By seeking out more opportunities to collect data from alternative sources, governments can have a positive impact on the data economy by using their prominent place in the market as a means to stimulate innovation and promote improved privacy and security standards proactively in the global data exchange.
Figure 1. Data aggregators could save the US government time and money
Data aggregators have already compiled public records, consumer transactions, and social media exhaust into databases of 200 million or more names. Most of this census form could be filled out from these databases.
Lastly, government acts as a facilitator of the data economy and does so in three distinct ways: by creating parameters, providing platforms and infrastructure for data exchange, and leading from the front.
Building infrastructure. Governments can also provide platforms to foster thriving data markets. The most audacious example of such an initiative is found in India, where the government has embarked on the largest identity management project in history. Known as Aadhar—India’s Unique Identification (UID) program—it brings to life the concept of personal data as currency by creating a unique set of biometric and demographic data points for each one of India’s 1.21 billion living citizens. The government and potentially business will be able to use the resulting database in innumerable ways, from building lender confidence to extending microfinance to remote areas to introducing new personalized health care services.26
Leading from the front.
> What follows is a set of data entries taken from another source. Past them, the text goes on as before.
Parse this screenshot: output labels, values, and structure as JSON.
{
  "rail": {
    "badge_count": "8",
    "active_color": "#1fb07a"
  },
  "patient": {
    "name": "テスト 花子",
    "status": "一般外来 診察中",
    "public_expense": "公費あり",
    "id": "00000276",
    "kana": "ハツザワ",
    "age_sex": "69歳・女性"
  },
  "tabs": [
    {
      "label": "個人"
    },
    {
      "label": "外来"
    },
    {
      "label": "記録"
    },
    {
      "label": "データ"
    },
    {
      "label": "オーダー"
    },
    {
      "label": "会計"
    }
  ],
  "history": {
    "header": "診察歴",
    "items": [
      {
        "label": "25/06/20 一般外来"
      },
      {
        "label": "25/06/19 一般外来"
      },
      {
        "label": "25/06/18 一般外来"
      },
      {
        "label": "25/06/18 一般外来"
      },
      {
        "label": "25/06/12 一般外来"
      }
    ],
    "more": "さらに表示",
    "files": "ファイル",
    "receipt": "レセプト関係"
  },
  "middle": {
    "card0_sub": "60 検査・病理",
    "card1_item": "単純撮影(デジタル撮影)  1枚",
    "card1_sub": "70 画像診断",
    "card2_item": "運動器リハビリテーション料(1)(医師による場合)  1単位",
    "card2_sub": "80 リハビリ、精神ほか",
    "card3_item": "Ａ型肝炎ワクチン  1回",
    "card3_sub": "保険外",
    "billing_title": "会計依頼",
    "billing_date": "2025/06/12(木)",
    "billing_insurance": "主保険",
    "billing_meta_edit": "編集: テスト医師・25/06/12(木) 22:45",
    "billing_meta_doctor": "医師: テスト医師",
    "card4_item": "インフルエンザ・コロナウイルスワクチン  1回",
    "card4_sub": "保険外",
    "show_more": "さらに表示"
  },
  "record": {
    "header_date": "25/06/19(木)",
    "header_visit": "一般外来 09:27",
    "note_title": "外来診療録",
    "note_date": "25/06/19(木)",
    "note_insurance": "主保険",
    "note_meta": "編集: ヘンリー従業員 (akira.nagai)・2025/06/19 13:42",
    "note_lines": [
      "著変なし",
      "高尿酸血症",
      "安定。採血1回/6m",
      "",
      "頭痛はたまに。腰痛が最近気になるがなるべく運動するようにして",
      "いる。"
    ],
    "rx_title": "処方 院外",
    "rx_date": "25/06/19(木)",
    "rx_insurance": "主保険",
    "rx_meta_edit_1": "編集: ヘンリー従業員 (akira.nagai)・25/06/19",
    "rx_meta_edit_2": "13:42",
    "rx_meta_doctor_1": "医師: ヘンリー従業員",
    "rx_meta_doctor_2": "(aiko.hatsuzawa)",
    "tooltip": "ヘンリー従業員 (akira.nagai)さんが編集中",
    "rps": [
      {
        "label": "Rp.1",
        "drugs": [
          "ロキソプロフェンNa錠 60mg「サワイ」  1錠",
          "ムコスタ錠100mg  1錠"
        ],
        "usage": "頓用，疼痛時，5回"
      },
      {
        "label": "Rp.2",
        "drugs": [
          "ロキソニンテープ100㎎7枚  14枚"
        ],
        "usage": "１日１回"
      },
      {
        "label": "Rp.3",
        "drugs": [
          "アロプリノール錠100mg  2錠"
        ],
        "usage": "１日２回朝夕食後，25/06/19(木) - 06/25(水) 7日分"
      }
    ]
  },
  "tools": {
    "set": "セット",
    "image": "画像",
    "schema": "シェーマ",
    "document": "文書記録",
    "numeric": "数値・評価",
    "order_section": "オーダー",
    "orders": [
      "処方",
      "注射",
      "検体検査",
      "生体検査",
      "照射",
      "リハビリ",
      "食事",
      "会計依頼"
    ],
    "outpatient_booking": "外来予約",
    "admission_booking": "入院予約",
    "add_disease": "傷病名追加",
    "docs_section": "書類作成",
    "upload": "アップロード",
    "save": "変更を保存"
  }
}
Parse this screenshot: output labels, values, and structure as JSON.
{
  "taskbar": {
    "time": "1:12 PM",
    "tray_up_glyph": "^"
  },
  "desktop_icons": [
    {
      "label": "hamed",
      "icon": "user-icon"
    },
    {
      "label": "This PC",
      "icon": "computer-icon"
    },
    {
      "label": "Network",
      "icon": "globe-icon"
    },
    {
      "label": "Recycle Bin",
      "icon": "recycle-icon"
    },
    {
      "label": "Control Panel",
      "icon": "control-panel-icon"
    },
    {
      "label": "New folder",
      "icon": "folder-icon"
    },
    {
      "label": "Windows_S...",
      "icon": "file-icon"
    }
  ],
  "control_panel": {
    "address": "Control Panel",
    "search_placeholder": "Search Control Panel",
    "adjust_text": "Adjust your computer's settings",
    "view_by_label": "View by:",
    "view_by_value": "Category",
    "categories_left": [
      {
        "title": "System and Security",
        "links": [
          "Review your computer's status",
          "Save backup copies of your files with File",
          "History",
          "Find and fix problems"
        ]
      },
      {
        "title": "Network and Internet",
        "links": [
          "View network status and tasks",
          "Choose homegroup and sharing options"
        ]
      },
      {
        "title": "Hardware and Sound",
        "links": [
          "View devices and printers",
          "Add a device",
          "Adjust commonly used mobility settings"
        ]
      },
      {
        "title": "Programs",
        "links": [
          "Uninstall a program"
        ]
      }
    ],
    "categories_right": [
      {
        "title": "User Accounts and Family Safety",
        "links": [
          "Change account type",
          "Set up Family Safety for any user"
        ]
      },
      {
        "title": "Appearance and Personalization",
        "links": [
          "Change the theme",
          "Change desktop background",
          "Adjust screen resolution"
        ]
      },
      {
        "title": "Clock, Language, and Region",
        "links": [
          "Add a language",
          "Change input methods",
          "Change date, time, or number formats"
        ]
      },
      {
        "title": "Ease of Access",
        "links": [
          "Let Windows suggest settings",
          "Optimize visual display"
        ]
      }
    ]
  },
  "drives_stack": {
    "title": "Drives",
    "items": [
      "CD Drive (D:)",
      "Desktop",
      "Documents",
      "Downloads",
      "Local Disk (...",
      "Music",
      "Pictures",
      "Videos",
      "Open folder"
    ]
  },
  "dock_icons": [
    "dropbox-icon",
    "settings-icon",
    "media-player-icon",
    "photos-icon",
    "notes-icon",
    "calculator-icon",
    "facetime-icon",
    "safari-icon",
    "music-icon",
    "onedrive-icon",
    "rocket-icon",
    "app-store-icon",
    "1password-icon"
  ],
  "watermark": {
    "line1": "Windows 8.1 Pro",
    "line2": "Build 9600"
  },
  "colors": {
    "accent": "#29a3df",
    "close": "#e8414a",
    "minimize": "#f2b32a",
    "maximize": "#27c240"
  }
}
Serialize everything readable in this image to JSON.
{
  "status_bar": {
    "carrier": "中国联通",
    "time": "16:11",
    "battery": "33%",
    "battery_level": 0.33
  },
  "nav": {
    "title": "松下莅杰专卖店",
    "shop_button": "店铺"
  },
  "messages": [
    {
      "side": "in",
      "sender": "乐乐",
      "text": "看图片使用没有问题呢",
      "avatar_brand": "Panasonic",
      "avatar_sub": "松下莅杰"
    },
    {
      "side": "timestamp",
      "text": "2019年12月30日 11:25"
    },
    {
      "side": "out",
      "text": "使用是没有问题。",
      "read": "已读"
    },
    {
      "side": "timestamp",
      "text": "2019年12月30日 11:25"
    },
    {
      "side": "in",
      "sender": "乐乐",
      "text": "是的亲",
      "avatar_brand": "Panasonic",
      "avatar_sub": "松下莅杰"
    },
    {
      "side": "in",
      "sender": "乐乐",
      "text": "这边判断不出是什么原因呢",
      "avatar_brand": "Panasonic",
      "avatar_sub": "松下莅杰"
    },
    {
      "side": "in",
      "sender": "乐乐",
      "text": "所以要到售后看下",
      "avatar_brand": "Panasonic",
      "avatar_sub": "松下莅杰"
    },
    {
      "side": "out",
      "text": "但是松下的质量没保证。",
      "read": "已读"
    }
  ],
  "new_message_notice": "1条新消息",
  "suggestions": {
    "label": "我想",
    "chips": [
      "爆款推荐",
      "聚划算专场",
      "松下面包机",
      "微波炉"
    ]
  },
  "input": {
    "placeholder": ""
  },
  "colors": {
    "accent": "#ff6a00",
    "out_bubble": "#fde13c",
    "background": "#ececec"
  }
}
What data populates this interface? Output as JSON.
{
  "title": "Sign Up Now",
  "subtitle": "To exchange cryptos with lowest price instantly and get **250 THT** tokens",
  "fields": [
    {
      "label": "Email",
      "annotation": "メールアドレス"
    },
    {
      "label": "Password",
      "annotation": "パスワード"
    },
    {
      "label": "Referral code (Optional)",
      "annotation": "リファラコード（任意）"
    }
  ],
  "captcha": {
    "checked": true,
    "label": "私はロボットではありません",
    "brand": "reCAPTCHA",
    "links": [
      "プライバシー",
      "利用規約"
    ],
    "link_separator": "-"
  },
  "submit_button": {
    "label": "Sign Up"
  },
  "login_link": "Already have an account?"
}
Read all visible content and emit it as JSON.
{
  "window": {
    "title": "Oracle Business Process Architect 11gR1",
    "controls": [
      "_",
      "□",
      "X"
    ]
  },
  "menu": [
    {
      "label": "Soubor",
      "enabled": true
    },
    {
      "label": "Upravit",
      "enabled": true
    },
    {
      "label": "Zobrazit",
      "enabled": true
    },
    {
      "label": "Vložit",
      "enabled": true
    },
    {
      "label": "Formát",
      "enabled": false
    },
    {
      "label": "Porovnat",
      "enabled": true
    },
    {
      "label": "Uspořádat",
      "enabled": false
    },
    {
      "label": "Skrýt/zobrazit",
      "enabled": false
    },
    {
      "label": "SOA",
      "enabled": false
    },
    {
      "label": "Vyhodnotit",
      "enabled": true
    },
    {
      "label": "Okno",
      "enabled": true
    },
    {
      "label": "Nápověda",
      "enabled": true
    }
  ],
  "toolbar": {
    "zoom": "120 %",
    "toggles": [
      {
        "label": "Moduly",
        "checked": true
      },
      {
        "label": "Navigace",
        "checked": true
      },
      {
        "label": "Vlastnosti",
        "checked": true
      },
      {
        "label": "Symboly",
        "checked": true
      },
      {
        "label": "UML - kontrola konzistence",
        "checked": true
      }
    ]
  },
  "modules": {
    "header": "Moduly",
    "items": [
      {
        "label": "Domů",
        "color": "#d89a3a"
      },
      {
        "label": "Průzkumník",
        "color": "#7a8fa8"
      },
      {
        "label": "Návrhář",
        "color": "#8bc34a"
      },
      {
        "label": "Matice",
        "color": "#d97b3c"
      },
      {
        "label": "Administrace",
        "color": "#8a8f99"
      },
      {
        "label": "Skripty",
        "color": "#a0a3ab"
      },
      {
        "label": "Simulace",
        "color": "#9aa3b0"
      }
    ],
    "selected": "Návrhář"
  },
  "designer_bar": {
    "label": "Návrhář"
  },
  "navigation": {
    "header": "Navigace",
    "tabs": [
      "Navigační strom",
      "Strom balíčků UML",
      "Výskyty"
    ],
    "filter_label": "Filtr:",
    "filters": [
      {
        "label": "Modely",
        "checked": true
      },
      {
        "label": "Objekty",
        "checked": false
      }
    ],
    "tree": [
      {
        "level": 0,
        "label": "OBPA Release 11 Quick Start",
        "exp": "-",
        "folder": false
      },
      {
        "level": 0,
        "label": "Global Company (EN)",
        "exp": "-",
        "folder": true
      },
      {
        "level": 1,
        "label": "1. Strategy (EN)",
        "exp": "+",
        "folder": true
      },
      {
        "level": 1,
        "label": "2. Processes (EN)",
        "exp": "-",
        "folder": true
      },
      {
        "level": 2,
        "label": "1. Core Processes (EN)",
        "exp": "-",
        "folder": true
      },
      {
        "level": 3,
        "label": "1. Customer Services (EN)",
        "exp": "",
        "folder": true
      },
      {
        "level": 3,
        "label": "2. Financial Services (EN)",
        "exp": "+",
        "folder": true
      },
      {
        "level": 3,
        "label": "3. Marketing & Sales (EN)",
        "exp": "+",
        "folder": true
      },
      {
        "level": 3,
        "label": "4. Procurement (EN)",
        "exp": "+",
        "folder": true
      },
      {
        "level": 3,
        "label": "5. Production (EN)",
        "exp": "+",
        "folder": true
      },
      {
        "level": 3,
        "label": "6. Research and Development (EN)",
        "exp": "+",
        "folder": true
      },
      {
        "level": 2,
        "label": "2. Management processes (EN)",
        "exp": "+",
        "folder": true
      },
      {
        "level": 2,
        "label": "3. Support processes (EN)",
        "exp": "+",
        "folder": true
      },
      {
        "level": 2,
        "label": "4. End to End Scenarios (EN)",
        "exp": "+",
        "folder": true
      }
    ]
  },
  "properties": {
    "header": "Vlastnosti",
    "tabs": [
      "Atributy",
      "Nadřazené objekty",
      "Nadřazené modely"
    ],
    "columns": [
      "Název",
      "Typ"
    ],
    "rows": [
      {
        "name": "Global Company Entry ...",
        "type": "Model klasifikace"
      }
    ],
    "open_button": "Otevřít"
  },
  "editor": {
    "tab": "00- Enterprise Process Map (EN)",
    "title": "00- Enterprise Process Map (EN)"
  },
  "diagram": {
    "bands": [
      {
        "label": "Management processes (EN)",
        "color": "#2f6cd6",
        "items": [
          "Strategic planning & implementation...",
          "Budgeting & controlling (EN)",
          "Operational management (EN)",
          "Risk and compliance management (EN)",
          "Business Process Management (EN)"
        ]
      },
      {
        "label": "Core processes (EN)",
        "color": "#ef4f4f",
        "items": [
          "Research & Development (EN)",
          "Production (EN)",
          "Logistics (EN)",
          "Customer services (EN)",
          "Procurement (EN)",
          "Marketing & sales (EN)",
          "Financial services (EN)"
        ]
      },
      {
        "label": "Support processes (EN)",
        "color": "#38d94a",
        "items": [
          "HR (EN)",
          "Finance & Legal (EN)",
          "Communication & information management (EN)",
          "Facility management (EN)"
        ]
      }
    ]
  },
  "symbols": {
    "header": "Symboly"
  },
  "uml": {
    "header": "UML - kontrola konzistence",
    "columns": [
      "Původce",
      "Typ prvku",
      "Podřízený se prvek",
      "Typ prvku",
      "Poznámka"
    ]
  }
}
The modern data economy often looks like a “Wild West” digital environment where commercial ingenuity, rapidly changing technology, and a dearth of regulation leave many uneasy about the future. Government can help bring order and direction to this market by leading from the front—providing an example to guide other actors in the data economy. Opening as much data as possible to the public is one way to provide leadership. Another is for governments and international organizations to make data the foundation for a new kind of data philanthropy—persuading private companies with large troves of big data to donate data sets for social good—a movement that has already begun.27
As a major producer and consumer of data, and as a key player in efforts to protect personal privacy, government already occupies a crucial role in the new data economy. Recent events highlight sensitivities to the types of private sector data and how it is acquired, yet the opportunities for data as a currency exist well beyond the areas of controversy. Government initiatives will likely become even more important as the data marketplace continues to evolve. Government can use public data to help foster new commercial opportunities; use commercial data to perform its own work more efficiently and effectively; and combine public and commercial data to serve the public in ways still to be conceived. As a new form of currency, data offers the promise of new wealth for the private and public sectors alike.